TOKYO (Reuters) – U.S. President Donald Trump kept up pressure on Japan to cut its trade surplus with America, saying ahead of a summit with Prime Minister Shinzo Abe that he expected some announcements, probably in August, with the trade gap straightened out rapidly. U.S. First Lady Melania Trump, U.S. President Donald Trump, Japan Emperor
TOKYO (Reuters) – U.S. President Donald Trump kept up pressure on Japan to cut its trade surplus with America, saying ahead of a summit with Prime Minister Shinzo Abe that he expected some announcements, probably in August, with the trade gap straightened out rapidly.
U.S. First Lady Melania Trump, U.S. President Donald Trump, Japan Emperor Naruhito and Empress Masako stand to listen National Anthem during a welcome ceremony at the Imperial Palace in Tokyo, Japan May 27, 2019. Nicolas Datiche/Pool via Reuters
Trump added that he expected “good things” to emerge from his push to get North Korea to denuclearize, while adding that he “could be wrong”.
Monday’s talks with Abe are part of a four-day state visit that was big on pomp and circumstance meant to showcase the alliance but overshadowed by trade tensions.
“Trade-wise, I think we’ll be announcing some things, probably in August that will be very good for both countries,” Trump said. “We’ll get the balance of trade, I think, straightened out rapidly.”
Abe, who has developed close personal ties with Trump since the U.S. leader came to office, stressed the closeness of ties.
“I am determined to demonstrate at home and abroad the very strong bond” he said of the alliance in Japan’s new Reiwa era, which began on May 1, when Emperor Naruhito inherited the throne.
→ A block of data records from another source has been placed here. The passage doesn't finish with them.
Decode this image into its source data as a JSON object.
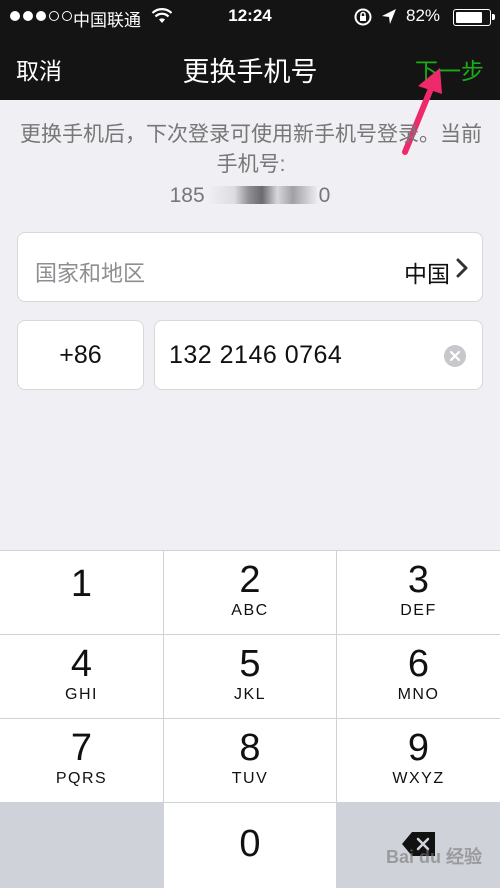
{
  "status_bar": {
    "carrier": "中国联通",
    "time": "12:24",
    "battery_pct": "82%",
    "battery_level": 0.82
  },
  "nav": {
    "cancel_label": "取消",
    "title": "更换手机号",
    "next_label": "下一步"
  },
  "content": {
    "description": "更换手机后，下次登录可使用新手机号登录。当前手机号:",
    "current_phone_prefix": "185",
    "current_phone_suffix": "0"
  },
  "form": {
    "region_label": "国家和地区",
    "region_value": "中国",
    "country_code": "+86",
    "phone_value": "132 2146 0764"
  },
  "keypad": {
    "keys": [
      {
        "num": "1",
        "letters": ""
      },
      {
        "num": "2",
        "letters": "ABC"
      },
      {
        "num": "3",
        "letters": "DEF"
      },
      {
        "num": "4",
        "letters": "GHI"
      },
      {
        "num": "5",
        "letters": "JKL"
      },
      {
        "num": "6",
        "letters": "MNO"
      },
      {
        "num": "7",
        "letters": "PQRS"
      },
      {
        "num": "8",
        "letters": "TUV"
      },
      {
        "num": "9",
        "letters": "WXYZ"
      },
      {
        "num": "0",
        "letters": ""
      }
    ]
  },
  "watermark": "Bai du 经验",
  "colors": {
    "nav_bg": "#141414",
    "accent_green": "#1aad19",
    "annotation_pink": "#ee2a6a",
    "page_bg": "#efeff4"
  },
  "icons": [
    "wifi-icon",
    "rotation-lock-icon",
    "location-arrow-icon",
    "battery-icon",
    "chevron-right-icon",
    "clear-icon",
    "backspace-icon",
    "annotation-arrow-icon"
  ]
}
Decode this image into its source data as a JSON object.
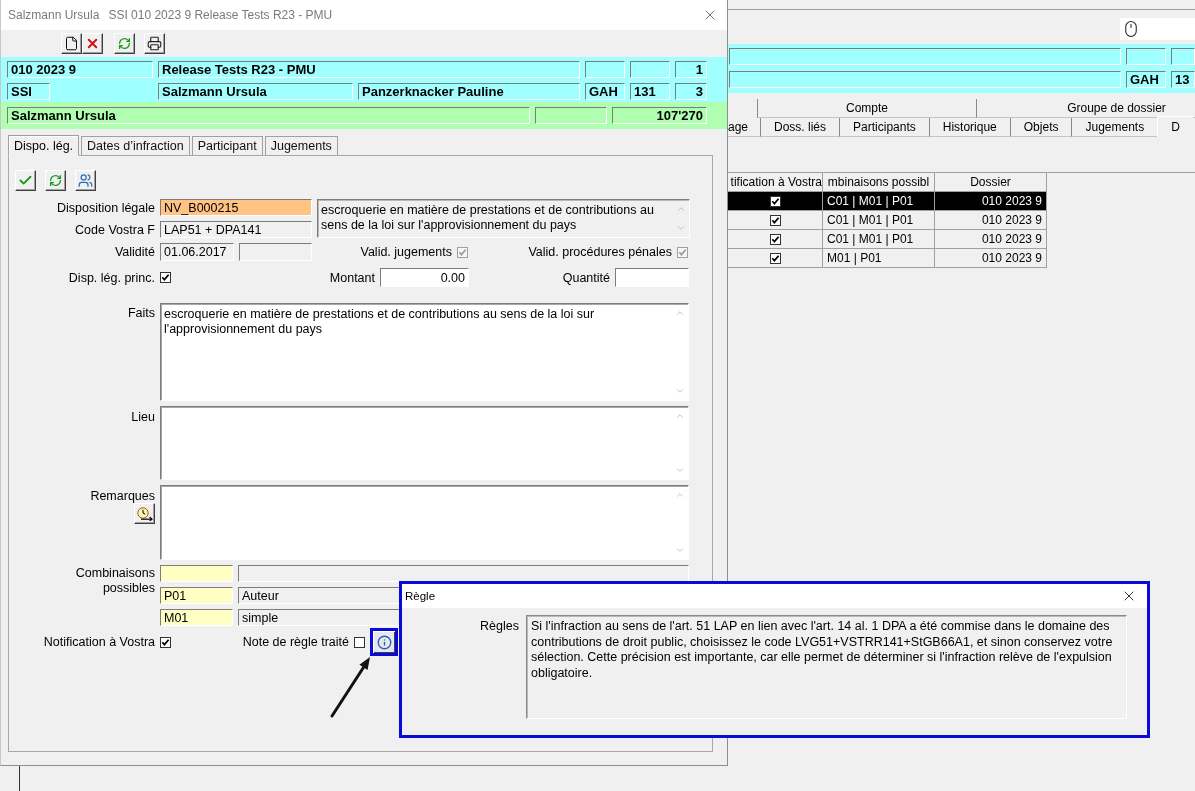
{
  "dialog": {
    "title": [
      "Salzmann Ursula",
      "SSI 010 2023 9 Release Tests R23 - PMU"
    ],
    "case_bar": {
      "row_1": {
        "field_1": "010 2023 9",
        "field_2": "Release Tests R23 - PMU",
        "field_5": "1"
      },
      "row_2": {
        "field_1": "SSI",
        "field_2": "Salzmann Ursula",
        "field_3": "Panzerknacker Pauline",
        "field_4": "GAH",
        "field_5": "131",
        "field_6": "3"
      }
    },
    "person_bar": {
      "field_1": "Salzmann Ursula",
      "field_3": "107'270"
    },
    "tabs": [
      {
        "label": "Dispo. lég.",
        "selected": true
      },
      {
        "label": "Dates d’infraction",
        "selected": false
      },
      {
        "label": "Participant",
        "selected": false
      },
      {
        "label": "Jugements",
        "selected": false
      }
    ],
    "form": {
      "legal_provision": {
        "label": "Disposition légale",
        "value": "NV_B000215",
        "description": "escroquerie en matière de prestations et de contributions au sens de la loi sur l'approvisionnement du pays"
      },
      "vostra_code": {
        "label": "Code Vostra F",
        "value": "LAP51 + DPA141"
      },
      "validity": {
        "label": "Validité",
        "value": "01.06.2017"
      },
      "valid_judgments": {
        "label": "Valid. jugements",
        "checked": true,
        "disabled": true
      },
      "valid_proceedings": {
        "label": "Valid. procédures pénales",
        "checked": true,
        "disabled": true
      },
      "main_provision": {
        "label": "Disp. lég. princ.",
        "checked": true,
        "disabled": false
      },
      "amount": {
        "label": "Montant",
        "value": "0.00"
      },
      "quantity": {
        "label": "Quantité"
      },
      "facts": {
        "label": "Faits",
        "value": "escroquerie en matière de prestations et de contributions au sens de la loi sur l'approvisionnement du pays"
      },
      "place": {
        "label": "Lieu"
      },
      "remarks": {
        "label": "Remarques"
      },
      "combinations": {
        "label": "Combinaisons possibles",
        "rows": [
          {
            "code": "P01",
            "name": "Auteur"
          },
          {
            "code": "M01",
            "name": "simple"
          }
        ]
      },
      "vostra_notification": {
        "label": "Notification à Vostra",
        "checked": true,
        "disabled": false
      },
      "rule_note_done": {
        "label": "Note de règle traité",
        "checked": false,
        "disabled": false
      }
    }
  },
  "background_window": {
    "case_bar": {
      "row_2": {
        "field_2": "GAH",
        "field_3": "13"
      }
    },
    "tab_rows": [
      {
        "tabs": [
          {
            "label": "Compte",
            "selected": false
          },
          {
            "label": "Groupe de dossier",
            "selected": false
          }
        ]
      },
      {
        "tabs": [
          {
            "label": "age",
            "selected": false
          },
          {
            "label": "Doss. liés",
            "selected": false
          },
          {
            "label": "Participants",
            "selected": false
          },
          {
            "label": "Historique",
            "selected": false
          },
          {
            "label": "Objets",
            "selected": false
          },
          {
            "label": "Jugements",
            "selected": false
          },
          {
            "label": "D",
            "selected": true
          }
        ]
      }
    ],
    "table": {
      "columns": [
        "tification à Vostra",
        "mbinaisons possibl",
        "Dossier"
      ],
      "rows": [
        {
          "column_1": {
            "checked": true
          },
          "column_2": "C01 | M01 | P01",
          "dossier": "010 2023 9",
          "selected": true
        },
        {
          "column_1": {
            "checked": true
          },
          "column_2": "C01 | M01 | P01",
          "dossier": "010 2023 9",
          "selected": false
        },
        {
          "column_1": {
            "checked": true
          },
          "column_2": "C01 | M01 | P01",
          "dossier": "010 2023 9",
          "selected": false
        },
        {
          "column_1": {
            "checked": true
          },
          "column_2": "M01 | P01",
          "dossier": "010 2023 9",
          "selected": false
        }
      ]
    }
  },
  "rule_dialog": {
    "title": "Règle",
    "label": "Règles",
    "text": "Si l'infraction au sens de l'art. 51 LAP en lien avec l'art. 14 al. 1 DPA a été commise dans le domaine des contributions de droit public, choisissez le code LVG51+VSTRR141+StGB66A1, et sinon conservez votre\nsélection. Cette précision est importante, car elle permet de déterminer si l'infraction relève de l'expulsion obligatoire."
  }
}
Earlier, Trump was greeted by Naruhito and his Harvard-educated wife at the imperial palace in Tokyo in a formal welcome ceremony broadcast live on national television.
He became the first foreign dignitary to be received by the monarch since inheriting the throne after his father, Akihito, stepped down in the first abdication by a Japanese emperor in two centuries.
Trump gave a slight bow and he and First Lady Melania Trump shook hands with the imperial pair before entering the palace, to be met by Abe and his wife, Akie, among others.
The president and emperor and their wives returned outside to walk a red carpet and stand under a hot sun while a military band played the national anthems of both countries.
Trump then walked the red carpet again, waving at assembled school children and inspecting Japanese troops before a military band played a formal salute as he stood solemnly on a raised platform.
Trump has made clear he was pleased to have been given the honor of the first reception with the emperor, who is holding a lavish state dinner later on Monday for the U.S. leader and his wife.
The two leaders have put on a show of friendship but have policy disagreements over trade and North Korea.
Trump has threatened to target Japanese automakers with high tariffs in his effort to cut trade surpluses with other countries that he sees as a sign that the United States has been mistreated.
Tokyo and Washington are working on a two-way trade pact but Trump has said he does not expect major progress on it until July, when Abe’s ruling bloc faces an election for parliament’s upper house.
Trump has spearheaded an expensive trade dispute with China. That trade war between the world’s two largest economies has hurt markets worldwide and confounded U.S. allies, including Japan and the European Union.
Such allies share U.S. concerns about Chinese practices but object to Trump’s tactics of threatening tariffs on their products rather than seeking cooperation in standing up to Beijing.
Abe and Trump are also set to discuss North Korea and Iran. Trump said on Sunday he was not worried about a recent missile launch by North Korea.
That put him at odds with his own national security adviser, John Bolton, who said on Saturday Pyongyang’s recent short-range missile tests violated United Nations Security Council resolutions. Japan shares Bolton’s view.
Also on Monday, Trump will meet families of Japanese citizens abducted by Pyongyang decades ago to help train spies.
Additional reporting by Malcolm Foster; Writing by Jeff Mason and Linda Sieg; Editing by Paul Tait and Clarence Fernandez